Worst of all, and this has been true throughout the episode (which I regard as a journalism scandal rather than a political one), the news stories and news commentary about Herman Cain’s alleged sexual harassment have almost totally neglected to make it clear to readers what sexual harassment is. The story has been repeatedly referred to as a “sex scandal,” which is wrong and misleading: there is no sex in the form of sexual harassment at issue. The so-called charges (there are no charges at this point) are repeatedly being called “serious,” suggesting Cain did something genuinely substantial and wrong, when that is completely unknown. A lot of conduct that can be used to support sexual harassment allegations may be neither intentional nor objectively harmful in any way. The average member of the public who does not deal with the term sexual harassment as a legal term presumes that it always involves so-called “quid pro quo” sexual harassment: a superior’s solicitation of sexual intercourse or other sexual conduct from a subordinate, using threats, direct or implicit, to make the subordinate comply.
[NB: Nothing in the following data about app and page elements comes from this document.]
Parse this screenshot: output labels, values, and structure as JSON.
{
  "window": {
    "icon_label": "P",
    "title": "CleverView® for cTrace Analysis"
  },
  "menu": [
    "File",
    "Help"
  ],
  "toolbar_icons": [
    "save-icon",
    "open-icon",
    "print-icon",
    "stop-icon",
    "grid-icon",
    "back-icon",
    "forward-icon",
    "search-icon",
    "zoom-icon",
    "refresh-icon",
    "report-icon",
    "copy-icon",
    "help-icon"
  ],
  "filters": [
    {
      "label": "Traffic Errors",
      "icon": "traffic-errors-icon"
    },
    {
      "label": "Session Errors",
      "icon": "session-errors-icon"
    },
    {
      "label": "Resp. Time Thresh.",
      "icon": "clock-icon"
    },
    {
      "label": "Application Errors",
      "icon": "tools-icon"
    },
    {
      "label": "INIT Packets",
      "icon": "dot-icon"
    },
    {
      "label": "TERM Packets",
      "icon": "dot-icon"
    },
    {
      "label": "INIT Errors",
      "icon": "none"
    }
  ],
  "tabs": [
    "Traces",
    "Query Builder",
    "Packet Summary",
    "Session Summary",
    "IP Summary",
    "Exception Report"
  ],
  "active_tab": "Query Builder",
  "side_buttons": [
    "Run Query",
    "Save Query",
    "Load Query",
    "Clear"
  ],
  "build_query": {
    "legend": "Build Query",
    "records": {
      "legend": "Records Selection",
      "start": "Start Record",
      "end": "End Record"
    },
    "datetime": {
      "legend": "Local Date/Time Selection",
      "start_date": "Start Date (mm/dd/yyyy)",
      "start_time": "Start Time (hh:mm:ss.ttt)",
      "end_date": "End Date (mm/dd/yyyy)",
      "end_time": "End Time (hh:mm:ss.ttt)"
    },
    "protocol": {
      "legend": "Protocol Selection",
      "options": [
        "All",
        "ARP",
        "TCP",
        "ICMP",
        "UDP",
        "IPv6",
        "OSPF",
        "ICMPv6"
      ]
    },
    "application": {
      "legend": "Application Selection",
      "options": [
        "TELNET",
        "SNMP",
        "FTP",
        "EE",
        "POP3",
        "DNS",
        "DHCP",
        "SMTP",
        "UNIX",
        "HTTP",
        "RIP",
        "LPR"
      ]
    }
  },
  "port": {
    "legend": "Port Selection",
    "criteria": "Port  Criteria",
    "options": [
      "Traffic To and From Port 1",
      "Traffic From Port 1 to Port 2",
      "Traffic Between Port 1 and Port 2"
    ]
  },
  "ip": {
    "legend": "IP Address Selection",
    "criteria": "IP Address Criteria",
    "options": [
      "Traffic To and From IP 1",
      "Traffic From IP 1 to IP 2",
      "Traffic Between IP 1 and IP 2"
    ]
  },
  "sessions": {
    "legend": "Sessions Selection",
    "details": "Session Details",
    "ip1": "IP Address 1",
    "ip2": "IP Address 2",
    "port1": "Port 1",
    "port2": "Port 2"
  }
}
This is Bill Clinton-style sexual harassment, which the public heard enough about during the Paula Jones matter to imprint it indelibly on its mind. It is also the kind of sexual harassment usually on display in “Mad Men” and in other fictional venues. The news media knows this, or should know it, so it has an obligation to make clear that this is not what the two women who filed complaints with the National Restaurant Association alleged, whatever it was that they alleged. This should be done as a necessary component off every single story and piece of commentary about the matter, because to do otherwise is affirmatively misleading.
Cain’s mysterious, undefined, unproven and never-described sexual harassment was what is called “hostile work environment” sexual harassment. Among the conduct that have been held in particular circumstances to constitute “hostile work environment” sexual harassment are using words of endearment or compliments of a physical nature that an employee considers inappropriate, a repeated request to get together socially that an employee considers unwelcome, jokes, songs, non-sexual touching (such as putting a hand on a woman’s shoulder), e-mails including jokes, stories or photos of a sexual or risqué nature, insults with sexual associations, such as “bitch” or “whore,” looks that an individual perceives as leering or uncomfortably intense, an individual repeatedly looking at a woman’s breast, legs or derriere…or an executive encouraging or permitting any of this conduct to occur repeatedly by other employees or, in the case of an association, members or customers. As far as sexual harassment law is concerned, it doesn’t matter whether the offender intended any of this to be disruptive or not, or whether more than one member of the extended staff finds it so.
Is this what the news reports and commentary about Cain’s phantom harassment charges have clearly suggested he was guilty of fifteen years ago? Absolutely not.
I challenge those supposedly fair and unbiased critics of Cain now arguing, in classic Big Lie fashion, that it is his reaction to the misleading and vague allegations that now condemn him, to answer these five questions: Continue reading